The changes in shorthand reporting that occurred from Tiro’s time (read about his contributions in last week’s Volume 1 post here) to the end of the 18th century had to do with the quality of the tools (finer papers and clearer inks), and the nature of the symbols and language that recorders used. The concept of true reporting had not yet been born; people in this profession were considered to be scribes or secretaries. They employed whatever methods were practical for their time and place.
The job title changed from secretary to reporter much later, in 1772 when Thomas Gurney became the official shorthand reporter to the English Parliament. Most of the individuals engaged in court reporting were men, and most of the proceedings were either legislative or courtroom. Shorthand reporters crossed the Atlantic with the founders of this country and recorded for posterity the proceedings of the first U.S. Congress.
During the 19th century, shorthand reporting underwent some dramatic changes. Formal training in shorthand reporting was available to more people, including women. Sir Isaac Pitman (1813-1897) and John Robert Gregg (1867-1948) developed standardized forms of shorthand in the 19th and 20th centuries that were to be used by reporters through the 20th century. Pitman Shorthand has been translated into almost forty languages. Gregg, whose name may be a familiar one, created a method of shorthand from years of experience as a reporter and from the shorthand languages of many other countries. Both men set up schools in the U.S., and Gregg Shorthand became the standard here and was taught worldwide.

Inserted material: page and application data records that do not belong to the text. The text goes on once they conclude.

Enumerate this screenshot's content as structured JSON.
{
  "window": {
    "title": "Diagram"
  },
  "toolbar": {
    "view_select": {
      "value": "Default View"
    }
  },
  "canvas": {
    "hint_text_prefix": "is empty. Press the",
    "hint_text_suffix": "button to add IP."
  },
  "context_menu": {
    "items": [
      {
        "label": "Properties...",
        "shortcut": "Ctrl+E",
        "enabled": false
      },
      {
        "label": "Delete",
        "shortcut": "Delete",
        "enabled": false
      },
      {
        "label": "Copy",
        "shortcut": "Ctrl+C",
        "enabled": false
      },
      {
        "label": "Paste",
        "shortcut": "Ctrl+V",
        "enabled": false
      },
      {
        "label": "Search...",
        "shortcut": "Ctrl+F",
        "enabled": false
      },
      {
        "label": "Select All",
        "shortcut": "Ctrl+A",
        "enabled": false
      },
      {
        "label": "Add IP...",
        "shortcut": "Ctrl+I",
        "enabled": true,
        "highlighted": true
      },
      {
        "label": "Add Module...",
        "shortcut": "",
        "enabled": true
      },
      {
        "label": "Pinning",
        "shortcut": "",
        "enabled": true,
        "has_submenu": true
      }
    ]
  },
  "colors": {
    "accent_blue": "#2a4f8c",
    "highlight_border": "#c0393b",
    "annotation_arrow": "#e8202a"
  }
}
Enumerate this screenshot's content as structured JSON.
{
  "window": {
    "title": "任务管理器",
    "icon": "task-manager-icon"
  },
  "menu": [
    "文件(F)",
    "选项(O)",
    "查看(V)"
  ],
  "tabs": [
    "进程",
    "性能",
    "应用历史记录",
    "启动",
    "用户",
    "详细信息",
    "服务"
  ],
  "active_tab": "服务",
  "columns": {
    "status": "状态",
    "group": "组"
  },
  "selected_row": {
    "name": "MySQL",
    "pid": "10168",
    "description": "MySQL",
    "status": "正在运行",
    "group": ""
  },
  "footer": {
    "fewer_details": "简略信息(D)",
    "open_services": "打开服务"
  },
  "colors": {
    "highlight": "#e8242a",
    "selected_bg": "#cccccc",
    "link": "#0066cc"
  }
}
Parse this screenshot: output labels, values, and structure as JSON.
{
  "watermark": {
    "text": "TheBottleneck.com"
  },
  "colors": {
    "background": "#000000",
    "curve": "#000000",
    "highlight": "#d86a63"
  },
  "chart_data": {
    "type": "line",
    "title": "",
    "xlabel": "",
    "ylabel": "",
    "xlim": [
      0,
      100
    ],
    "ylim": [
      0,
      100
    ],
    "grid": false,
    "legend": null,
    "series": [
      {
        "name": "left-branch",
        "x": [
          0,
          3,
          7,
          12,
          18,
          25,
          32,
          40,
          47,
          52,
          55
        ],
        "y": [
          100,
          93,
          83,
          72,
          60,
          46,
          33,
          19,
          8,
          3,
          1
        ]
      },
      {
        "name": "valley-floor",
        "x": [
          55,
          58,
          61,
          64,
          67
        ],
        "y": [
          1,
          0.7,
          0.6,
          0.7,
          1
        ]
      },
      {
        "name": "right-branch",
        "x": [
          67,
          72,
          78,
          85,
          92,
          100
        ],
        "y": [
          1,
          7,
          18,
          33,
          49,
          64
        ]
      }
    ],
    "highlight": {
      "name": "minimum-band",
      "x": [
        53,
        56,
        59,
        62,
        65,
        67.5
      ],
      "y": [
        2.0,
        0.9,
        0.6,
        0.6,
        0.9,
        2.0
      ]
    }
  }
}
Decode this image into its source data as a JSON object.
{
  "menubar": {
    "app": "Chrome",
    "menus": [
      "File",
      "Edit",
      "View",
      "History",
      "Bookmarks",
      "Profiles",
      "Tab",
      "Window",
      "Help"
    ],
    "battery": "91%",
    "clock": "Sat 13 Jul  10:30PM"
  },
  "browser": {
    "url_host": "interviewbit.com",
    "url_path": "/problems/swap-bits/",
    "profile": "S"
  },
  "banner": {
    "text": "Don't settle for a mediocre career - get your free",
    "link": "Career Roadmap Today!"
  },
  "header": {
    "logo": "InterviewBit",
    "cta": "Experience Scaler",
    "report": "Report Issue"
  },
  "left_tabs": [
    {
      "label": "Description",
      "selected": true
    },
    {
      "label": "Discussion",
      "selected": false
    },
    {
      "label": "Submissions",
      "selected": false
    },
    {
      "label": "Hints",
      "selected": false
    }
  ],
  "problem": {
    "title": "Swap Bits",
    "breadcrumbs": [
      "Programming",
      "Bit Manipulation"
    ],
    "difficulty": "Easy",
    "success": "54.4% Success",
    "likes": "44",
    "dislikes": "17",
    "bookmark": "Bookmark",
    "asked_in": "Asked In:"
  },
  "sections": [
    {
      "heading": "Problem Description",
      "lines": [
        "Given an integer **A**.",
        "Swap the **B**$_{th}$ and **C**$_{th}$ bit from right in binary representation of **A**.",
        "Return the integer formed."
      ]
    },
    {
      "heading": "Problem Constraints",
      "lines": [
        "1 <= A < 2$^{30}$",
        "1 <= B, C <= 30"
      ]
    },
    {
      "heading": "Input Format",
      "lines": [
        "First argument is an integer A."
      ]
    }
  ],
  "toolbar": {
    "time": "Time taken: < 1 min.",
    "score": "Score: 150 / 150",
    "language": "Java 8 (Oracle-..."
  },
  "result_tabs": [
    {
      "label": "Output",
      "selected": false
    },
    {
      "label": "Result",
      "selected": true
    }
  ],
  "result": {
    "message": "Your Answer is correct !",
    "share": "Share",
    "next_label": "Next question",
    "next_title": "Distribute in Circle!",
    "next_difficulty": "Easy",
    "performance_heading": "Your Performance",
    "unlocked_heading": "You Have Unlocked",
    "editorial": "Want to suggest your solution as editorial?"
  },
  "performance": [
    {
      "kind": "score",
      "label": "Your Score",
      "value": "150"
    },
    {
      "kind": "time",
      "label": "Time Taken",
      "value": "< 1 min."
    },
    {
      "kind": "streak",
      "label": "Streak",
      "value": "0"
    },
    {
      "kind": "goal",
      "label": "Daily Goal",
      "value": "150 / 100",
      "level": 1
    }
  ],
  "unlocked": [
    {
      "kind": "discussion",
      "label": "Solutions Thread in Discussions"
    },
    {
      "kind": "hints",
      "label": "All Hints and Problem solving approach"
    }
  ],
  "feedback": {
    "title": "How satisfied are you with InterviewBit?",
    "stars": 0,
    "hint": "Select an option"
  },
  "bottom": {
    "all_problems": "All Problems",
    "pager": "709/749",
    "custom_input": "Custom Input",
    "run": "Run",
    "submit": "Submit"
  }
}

Miles M. Bartholomew patented the first stenographic machine in 1879. The mechanical revolution in shorthand reporting was not welcomed by the pen-and-ink school, but the stenographic machine managed to prove itself the equal of any pen-wielding shorthand expert.